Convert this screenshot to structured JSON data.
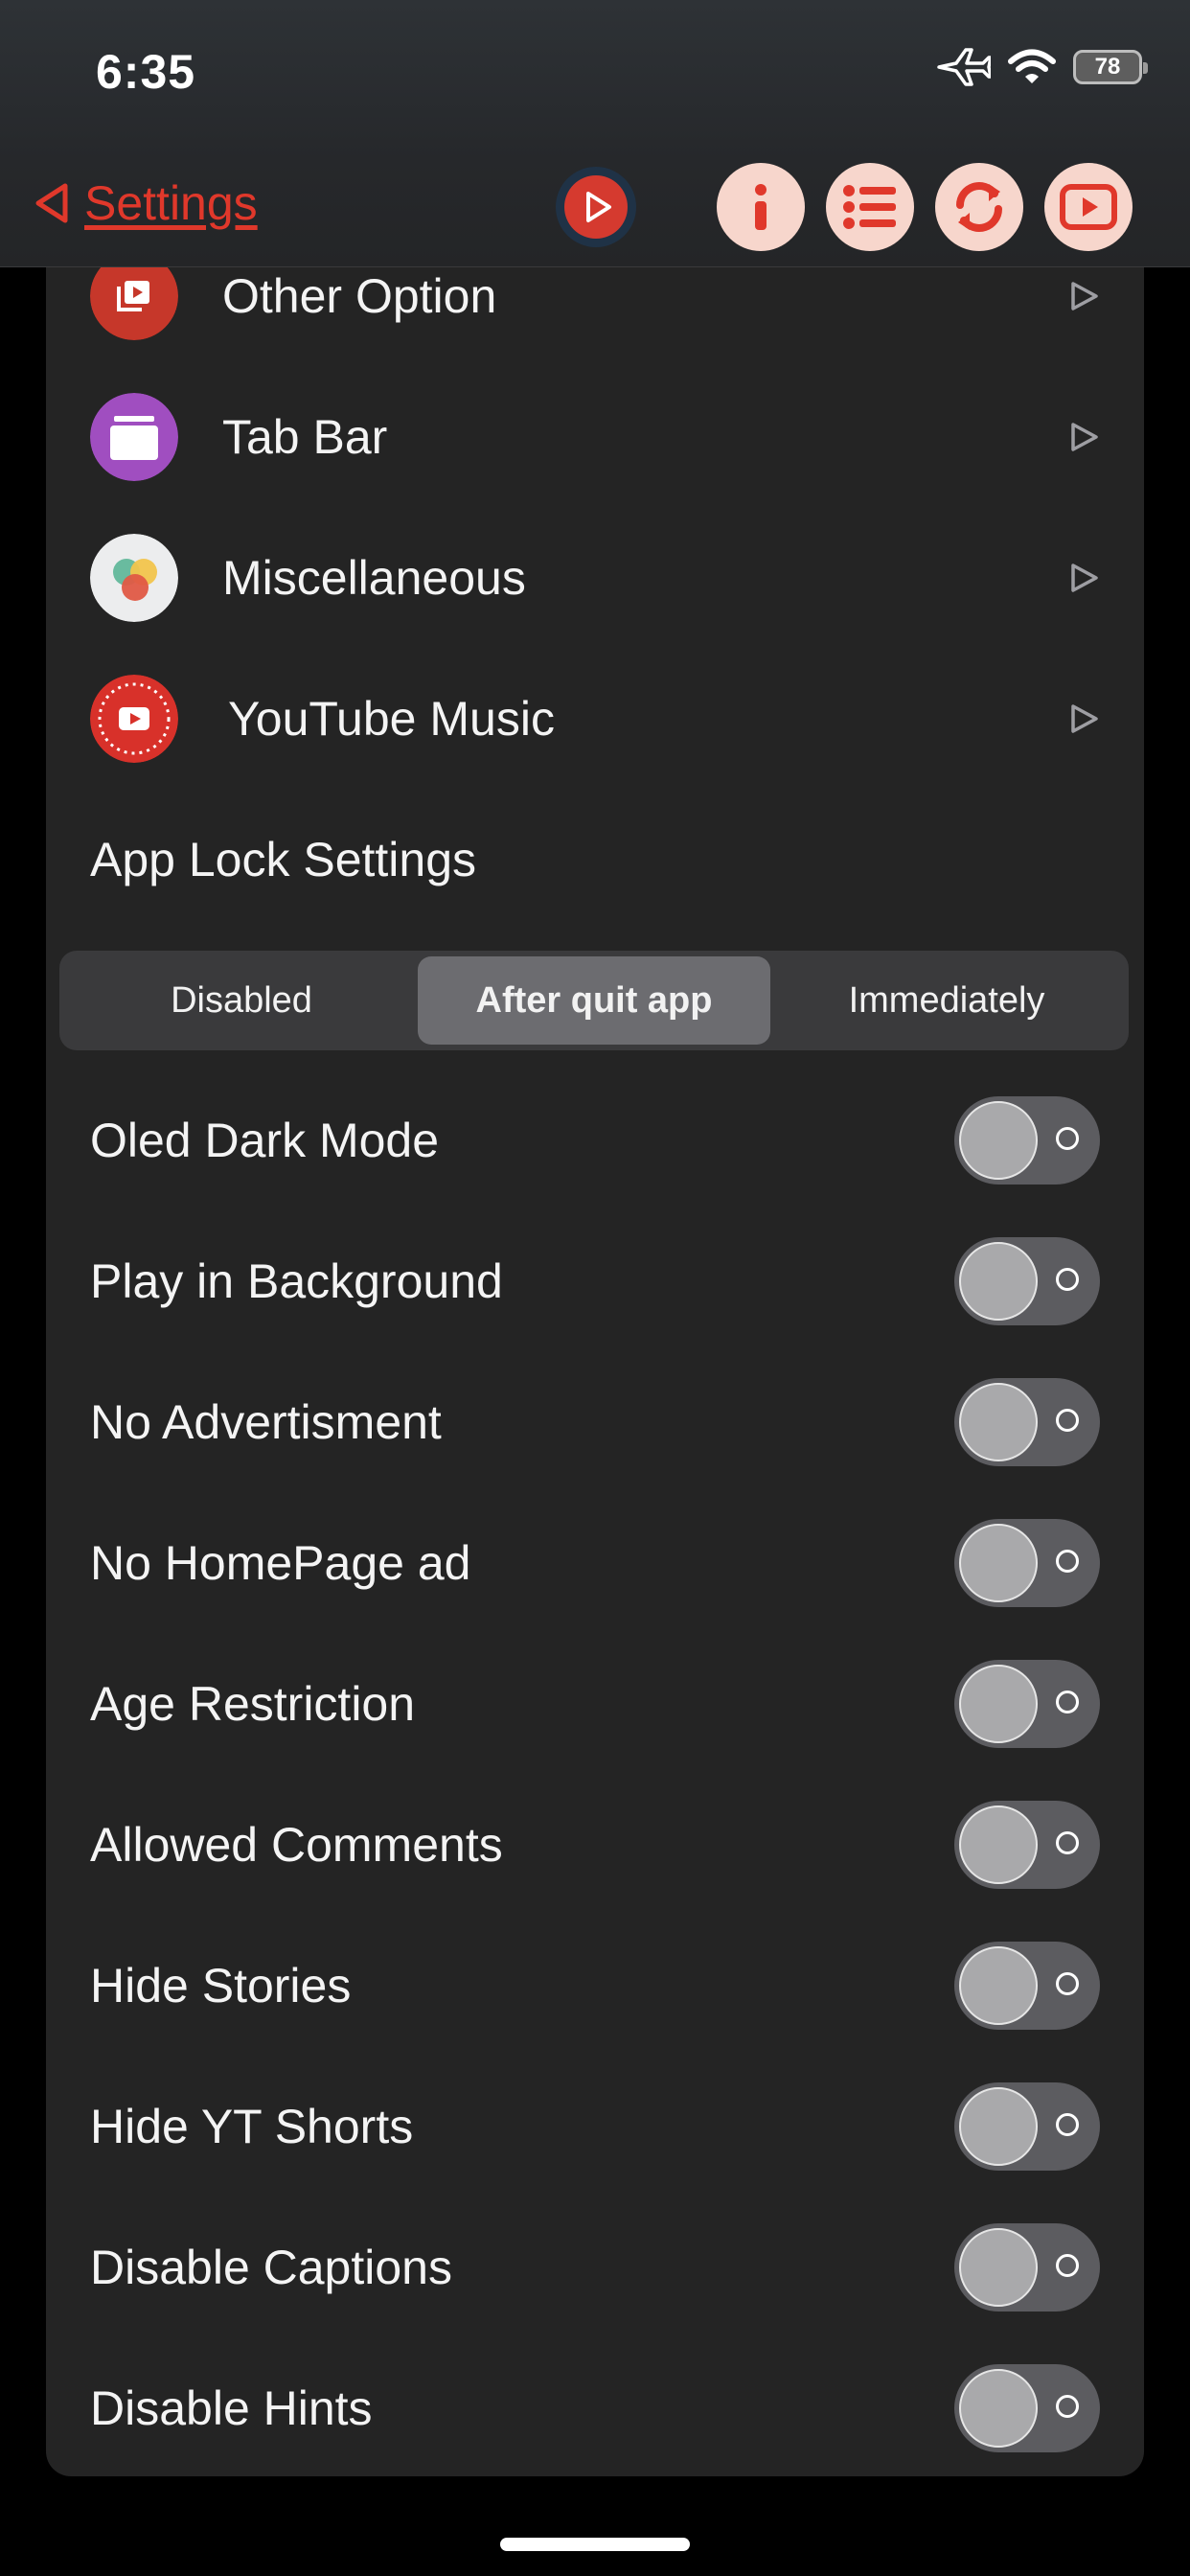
{
  "status": {
    "time": "6:35",
    "battery": "78"
  },
  "nav": {
    "back_label": "Settings"
  },
  "colors": {
    "accent": "#e0382b",
    "card_bg": "#242424",
    "button_bg": "#f7d6cc"
  },
  "icons": [
    "airplane-icon",
    "wifi-icon",
    "battery-icon",
    "back-triangle-icon",
    "play-circle-icon",
    "info-icon",
    "list-icon",
    "refresh-icon",
    "youtube-icon",
    "chevron-right-icon"
  ],
  "menu_items": [
    {
      "label": "Other Option",
      "icon": "other-option-icon"
    },
    {
      "label": "Tab Bar",
      "icon": "tab-bar-icon"
    },
    {
      "label": "Miscellaneous",
      "icon": "miscellaneous-icon"
    },
    {
      "label": "YouTube Music",
      "icon": "youtube-music-icon"
    }
  ],
  "app_lock": {
    "title": "App Lock Settings",
    "options": [
      "Disabled",
      "After quit app",
      "Immediately"
    ],
    "selected": "After quit app"
  },
  "toggles": [
    {
      "label": "Oled Dark Mode",
      "on": false
    },
    {
      "label": "Play in Background",
      "on": false
    },
    {
      "label": "No Advertisment",
      "on": false
    },
    {
      "label": "No HomePage ad",
      "on": false
    },
    {
      "label": "Age Restriction",
      "on": false
    },
    {
      "label": "Allowed Comments",
      "on": false
    },
    {
      "label": "Hide Stories",
      "on": false
    },
    {
      "label": "Hide YT Shorts",
      "on": false
    },
    {
      "label": "Disable Captions",
      "on": false
    },
    {
      "label": "Disable Hints",
      "on": false
    }
  ]
}
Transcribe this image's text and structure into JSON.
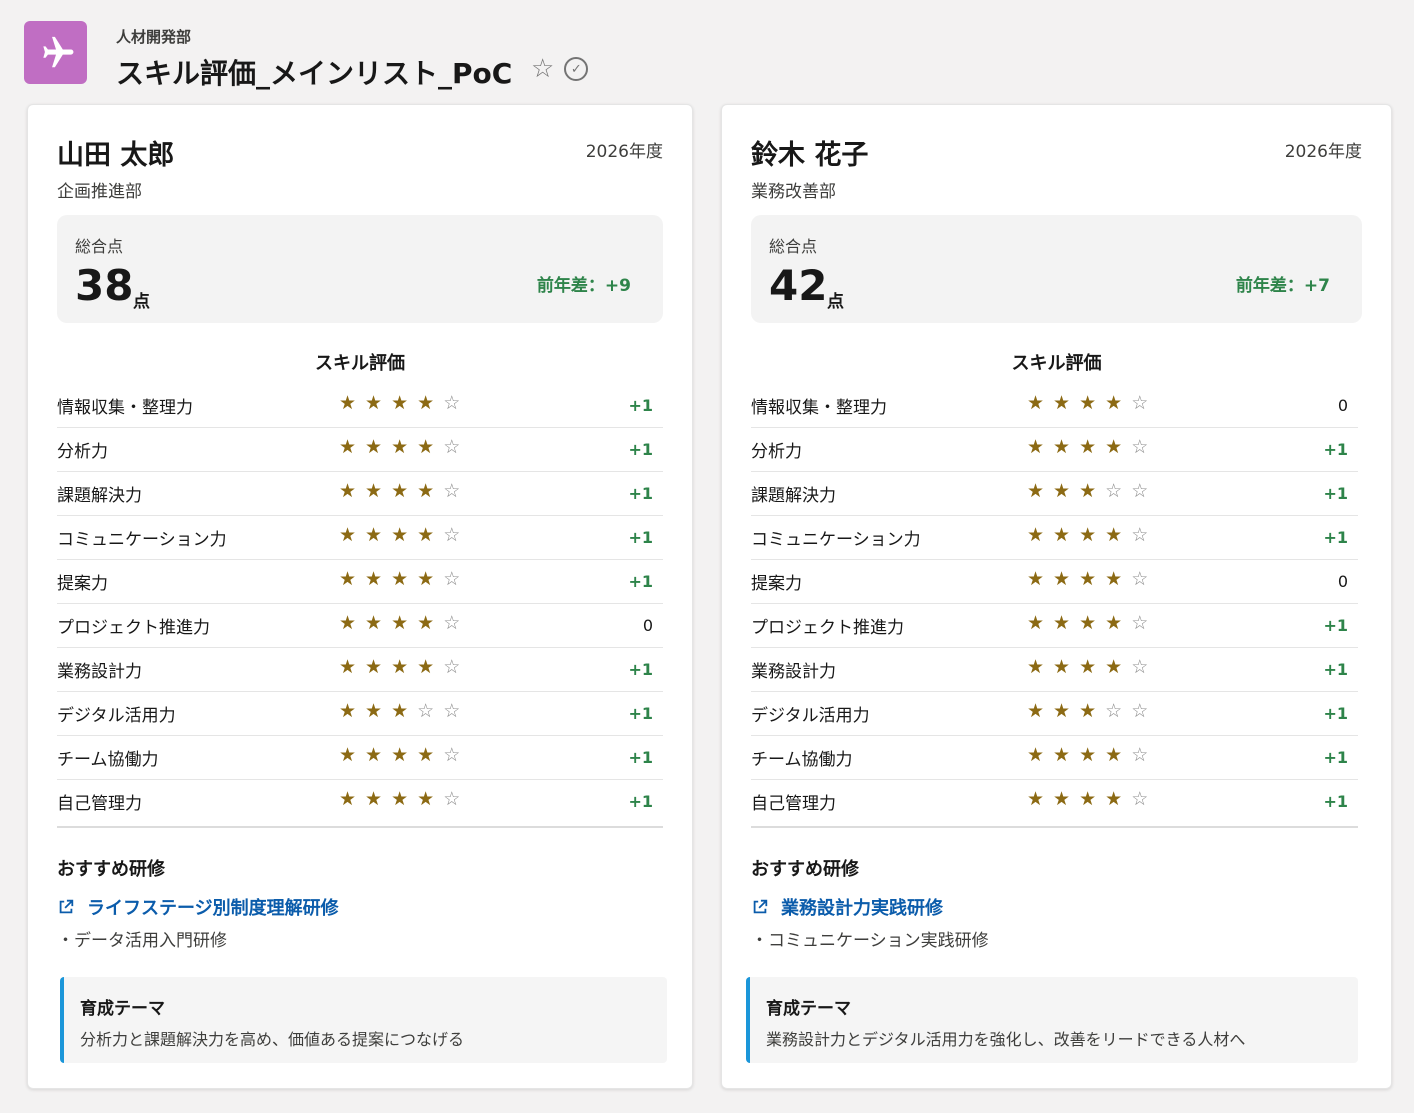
{
  "header": {
    "object_label": "人材開発部",
    "title": "スキル評価_メインリスト_PoC",
    "favorite_icon": "☆",
    "check_icon": "✓"
  },
  "employees": [
    {
      "name": "山田 太郎",
      "department": "企画推進部",
      "year": "2026年度",
      "score_label": "総合点",
      "score": "38",
      "score_unit": "点",
      "score_diff": "前年差：+9",
      "skills_title": "スキル評価",
      "skills": [
        {
          "name": "情報収集・整理力",
          "stars": 4,
          "diff": "+1"
        },
        {
          "name": "分析力",
          "stars": 4,
          "diff": "+1"
        },
        {
          "name": "課題解決力",
          "stars": 4,
          "diff": "+1"
        },
        {
          "name": "コミュニケーション力",
          "stars": 4,
          "diff": "+1"
        },
        {
          "name": "提案力",
          "stars": 4,
          "diff": "+1"
        },
        {
          "name": "プロジェクト推進力",
          "stars": 4,
          "diff": "0"
        },
        {
          "name": "業務設計力",
          "stars": 4,
          "diff": "+1"
        },
        {
          "name": "デジタル活用力",
          "stars": 3,
          "diff": "+1"
        },
        {
          "name": "チーム協働力",
          "stars": 4,
          "diff": "+1"
        },
        {
          "name": "自己管理力",
          "stars": 4,
          "diff": "+1"
        }
      ],
      "reco_title": "おすすめ研修",
      "reco_link": "ライフステージ別制度理解研修",
      "reco_item": "・データ活用入門研修",
      "theme_label": "育成テーマ",
      "theme_text": "分析力と課題解決力を高め、価値ある提案につなげる"
    },
    {
      "name": "鈴木 花子",
      "department": "業務改善部",
      "year": "2026年度",
      "score_label": "総合点",
      "score": "42",
      "score_unit": "点",
      "score_diff": "前年差：+7",
      "skills_title": "スキル評価",
      "skills": [
        {
          "name": "情報収集・整理力",
          "stars": 4,
          "diff": "0"
        },
        {
          "name": "分析力",
          "stars": 4,
          "diff": "+1"
        },
        {
          "name": "課題解決力",
          "stars": 3,
          "diff": "+1"
        },
        {
          "name": "コミュニケーション力",
          "stars": 4,
          "diff": "+1"
        },
        {
          "name": "提案力",
          "stars": 4,
          "diff": "0"
        },
        {
          "name": "プロジェクト推進力",
          "stars": 4,
          "diff": "+1"
        },
        {
          "name": "業務設計力",
          "stars": 4,
          "diff": "+1"
        },
        {
          "name": "デジタル活用力",
          "stars": 3,
          "diff": "+1"
        },
        {
          "name": "チーム協働力",
          "stars": 4,
          "diff": "+1"
        },
        {
          "name": "自己管理力",
          "stars": 4,
          "diff": "+1"
        }
      ],
      "reco_title": "おすすめ研修",
      "reco_link": "業務設計力実践研修",
      "reco_item": "・コミュニケーション実践研修",
      "theme_label": "育成テーマ",
      "theme_text": "業務設計力とデジタル活用力を強化し、改善をリードできる人材へ"
    }
  ],
  "colors": {
    "app_icon": "#c06ec3",
    "star_filled": "#8c6a14",
    "diff_positive": "#2e844a",
    "link": "#0b5cab",
    "theme_accent": "#1b96d9"
  }
}
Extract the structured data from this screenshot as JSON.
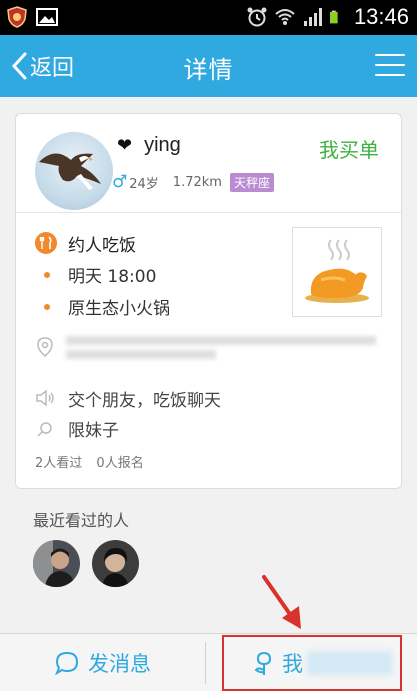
{
  "status_bar": {
    "time": "13:46"
  },
  "header": {
    "back_label": "返回",
    "title": "详情"
  },
  "profile": {
    "username": "ying",
    "age": "24岁",
    "distance": "1.72km",
    "zodiac": "天秤座",
    "buy_label": "我买单"
  },
  "event": {
    "title": "约人吃饭",
    "time": "明天 18:00",
    "place": "原生态小火锅",
    "message": "交个朋友，吃饭聊天",
    "restriction": "限妹子",
    "views": "2人看过",
    "signups": "0人报名"
  },
  "recent": {
    "title": "最近看过的人"
  },
  "bottom_bar": {
    "message_label": "发消息",
    "signup_label": "我"
  },
  "colors": {
    "accent": "#2fa9e0",
    "buy": "#3fb13f",
    "orange": "#f08a2c",
    "badge": "#b98bd1",
    "highlight": "#d9312b"
  }
}
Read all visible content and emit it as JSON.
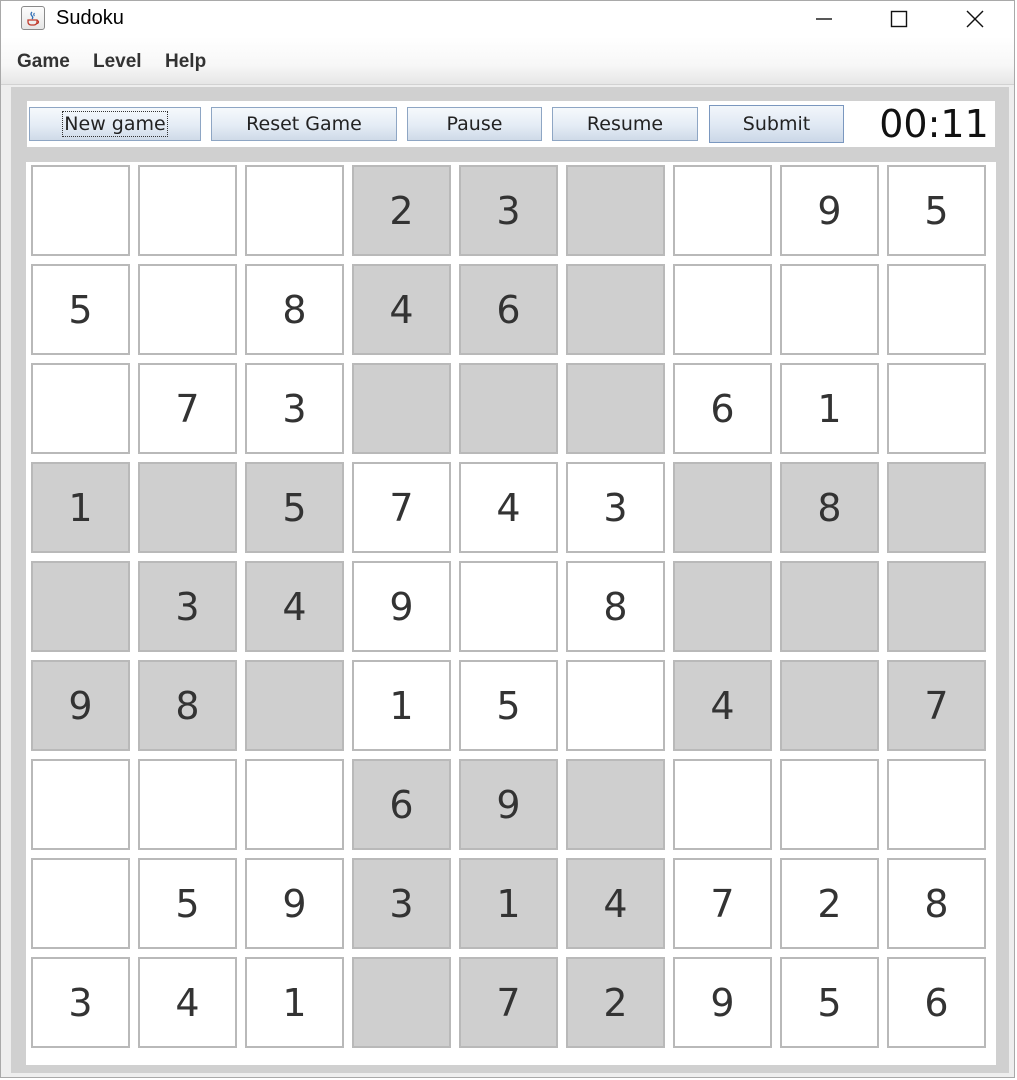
{
  "window": {
    "title": "Sudoku",
    "controls": {
      "minimize": "minimize",
      "maximize": "maximize",
      "close": "close"
    }
  },
  "menu": [
    "Game",
    "Level",
    "Help"
  ],
  "toolbar": {
    "new_game": "New game",
    "reset_game": "Reset Game",
    "pause": "Pause",
    "resume": "Resume",
    "submit": "Submit",
    "timer": "00:11"
  },
  "colors": {
    "shaded_box": "#cfcfcf",
    "light_box": "#ffffff",
    "cell_border": "#b9b9b9"
  },
  "board": [
    [
      "",
      "",
      "",
      "2",
      "3",
      "",
      "",
      "9",
      "5"
    ],
    [
      "5",
      "",
      "8",
      "4",
      "6",
      "",
      "",
      "",
      ""
    ],
    [
      "",
      "7",
      "3",
      "",
      "",
      "",
      "6",
      "1",
      ""
    ],
    [
      "1",
      "",
      "5",
      "7",
      "4",
      "3",
      "",
      "8",
      ""
    ],
    [
      "",
      "3",
      "4",
      "9",
      "",
      "8",
      "",
      "",
      ""
    ],
    [
      "9",
      "8",
      "",
      "1",
      "5",
      "",
      "4",
      "",
      "7"
    ],
    [
      "",
      "",
      "",
      "6",
      "9",
      "",
      "",
      "",
      ""
    ],
    [
      "",
      "5",
      "9",
      "3",
      "1",
      "4",
      "7",
      "2",
      "8"
    ],
    [
      "3",
      "4",
      "1",
      "",
      "7",
      "2",
      "9",
      "5",
      "6"
    ]
  ]
}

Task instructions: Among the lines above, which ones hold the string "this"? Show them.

Task result:
Convert this screenshot to structured JSON data.
Transcribe this image's text and structure into JSON.
Extract the structured data from this screenshot as JSON.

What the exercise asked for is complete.